◆ DATA TO EXAMINE ◆
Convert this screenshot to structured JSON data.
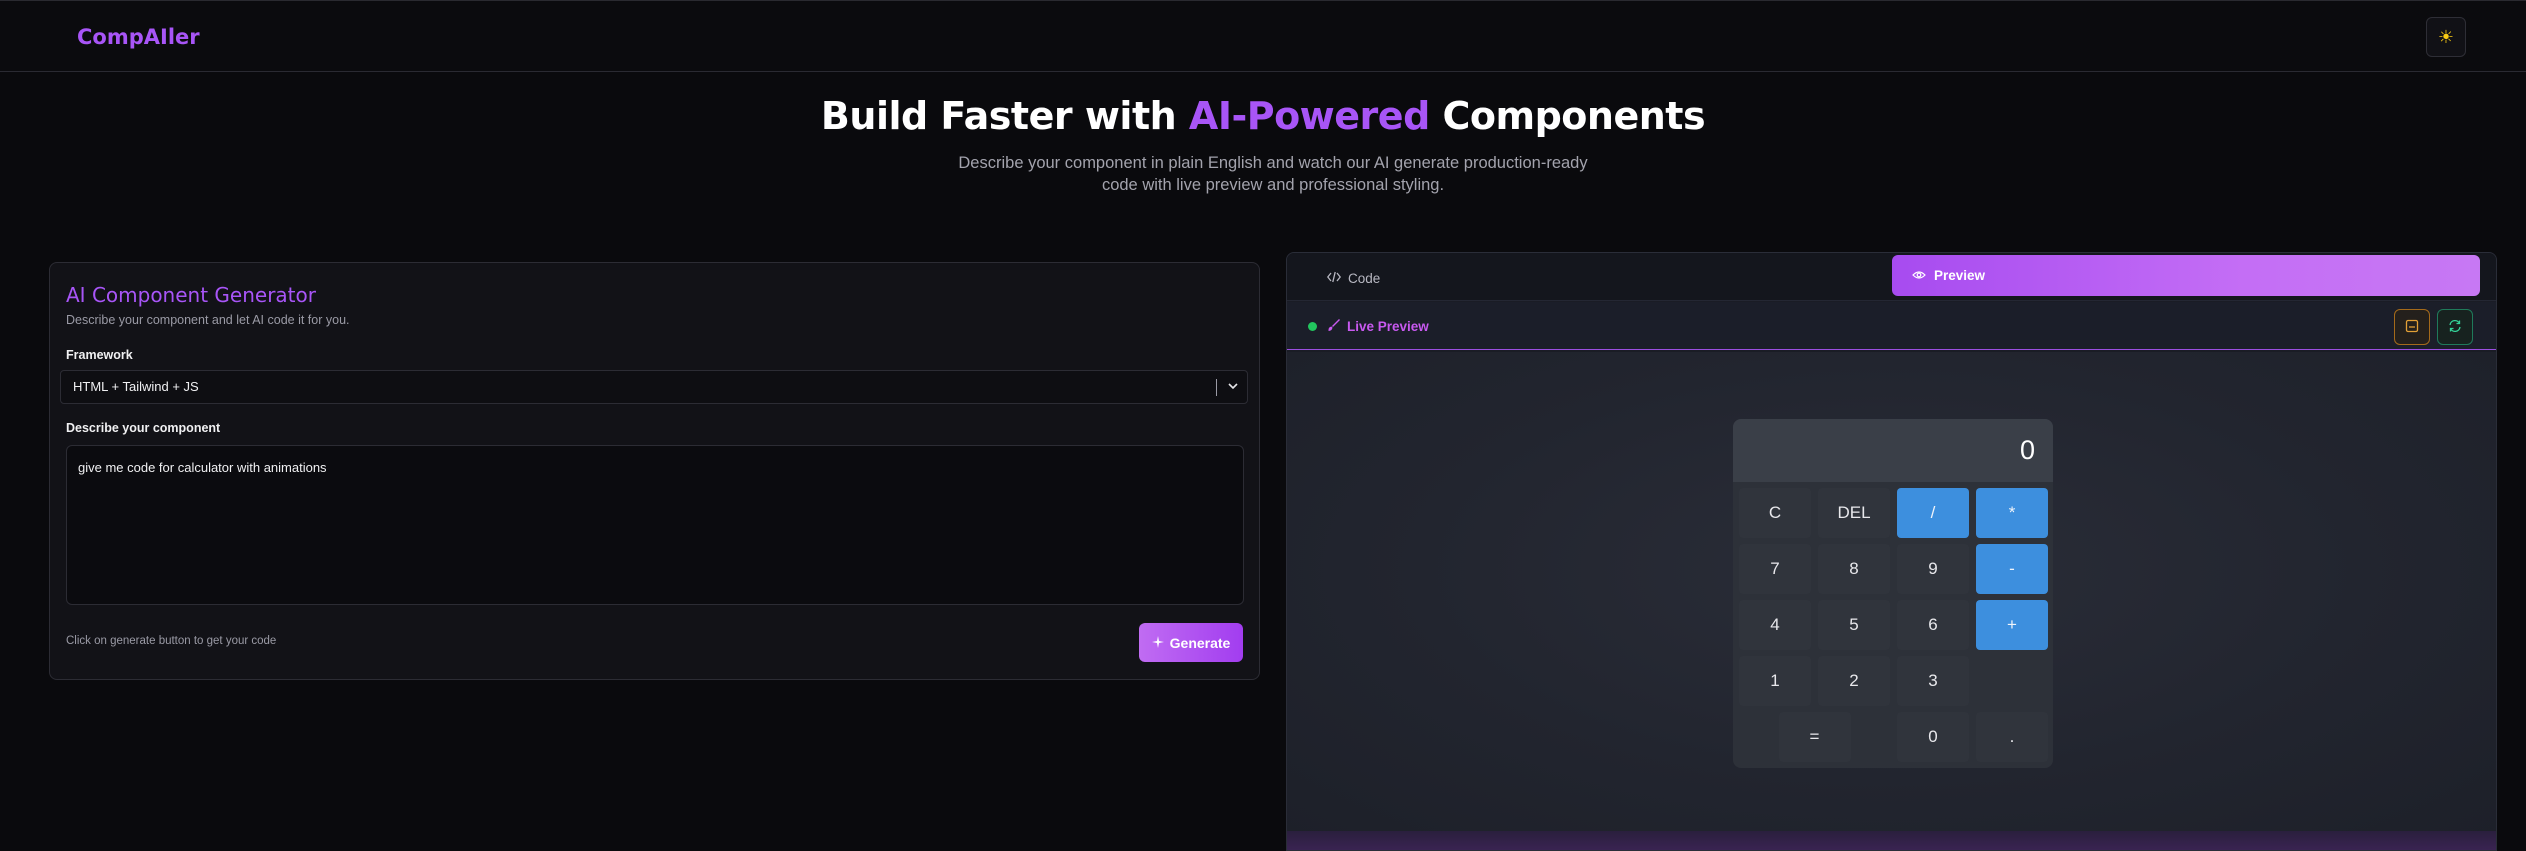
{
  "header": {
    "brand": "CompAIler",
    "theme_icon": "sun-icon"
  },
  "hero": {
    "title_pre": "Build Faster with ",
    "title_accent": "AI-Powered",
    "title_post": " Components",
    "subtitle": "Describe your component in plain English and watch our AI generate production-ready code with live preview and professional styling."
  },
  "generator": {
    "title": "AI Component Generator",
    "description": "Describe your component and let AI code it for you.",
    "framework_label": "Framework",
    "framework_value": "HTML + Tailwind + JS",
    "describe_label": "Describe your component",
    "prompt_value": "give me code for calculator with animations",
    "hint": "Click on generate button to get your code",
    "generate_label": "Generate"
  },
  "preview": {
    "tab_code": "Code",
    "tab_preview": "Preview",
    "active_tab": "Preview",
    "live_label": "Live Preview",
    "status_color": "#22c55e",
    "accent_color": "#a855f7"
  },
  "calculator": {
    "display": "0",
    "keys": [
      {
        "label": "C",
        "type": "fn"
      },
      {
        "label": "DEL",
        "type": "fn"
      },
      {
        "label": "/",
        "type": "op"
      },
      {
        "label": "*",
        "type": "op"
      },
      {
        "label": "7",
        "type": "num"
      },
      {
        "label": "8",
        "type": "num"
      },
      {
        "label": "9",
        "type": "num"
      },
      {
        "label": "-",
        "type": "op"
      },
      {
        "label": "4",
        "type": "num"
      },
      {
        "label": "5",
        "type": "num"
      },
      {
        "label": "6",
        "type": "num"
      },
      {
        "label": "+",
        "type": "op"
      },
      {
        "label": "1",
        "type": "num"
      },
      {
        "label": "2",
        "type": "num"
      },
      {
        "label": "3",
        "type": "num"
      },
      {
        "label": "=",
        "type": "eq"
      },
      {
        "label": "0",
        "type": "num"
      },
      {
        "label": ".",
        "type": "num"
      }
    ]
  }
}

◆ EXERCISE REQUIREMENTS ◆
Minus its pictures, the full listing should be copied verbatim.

◆ EXPECTED ANSWER ◆
Convert this screenshot to structured JSON data.
{
  "header": {
    "brand": "CompAIler",
    "theme_icon": "sun-icon"
  },
  "hero": {
    "title_pre": "Build Faster with ",
    "title_accent": "AI-Powered",
    "title_post": " Components",
    "subtitle": "Describe your component in plain English and watch our AI generate production-ready code with live preview and professional styling."
  },
  "generator": {
    "title": "AI Component Generator",
    "description": "Describe your component and let AI code it for you.",
    "framework_label": "Framework",
    "framework_value": "HTML + Tailwind + JS",
    "describe_label": "Describe your component",
    "prompt_value": "give me code for calculator with animations",
    "hint": "Click on generate button to get your code",
    "generate_label": "Generate"
  },
  "preview": {
    "tab_code": "Code",
    "tab_preview": "Preview",
    "active_tab": "Preview",
    "live_label": "Live Preview",
    "status_color": "#22c55e",
    "accent_color": "#a855f7"
  },
  "calculator": {
    "display": "0",
    "keys": [
      {
        "label": "C",
        "type": "fn"
      },
      {
        "label": "DEL",
        "type": "fn"
      },
      {
        "label": "/",
        "type": "op"
      },
      {
        "label": "*",
        "type": "op"
      },
      {
        "label": "7",
        "type": "num"
      },
      {
        "label": "8",
        "type": "num"
      },
      {
        "label": "9",
        "type": "num"
      },
      {
        "label": "-",
        "type": "op"
      },
      {
        "label": "4",
        "type": "num"
      },
      {
        "label": "5",
        "type": "num"
      },
      {
        "label": "6",
        "type": "num"
      },
      {
        "label": "+",
        "type": "op"
      },
      {
        "label": "1",
        "type": "num"
      },
      {
        "label": "2",
        "type": "num"
      },
      {
        "label": "3",
        "type": "num"
      },
      {
        "label": "=",
        "type": "eq"
      },
      {
        "label": "0",
        "type": "num"
      },
      {
        "label": ".",
        "type": "num"
      }
    ]
  }
}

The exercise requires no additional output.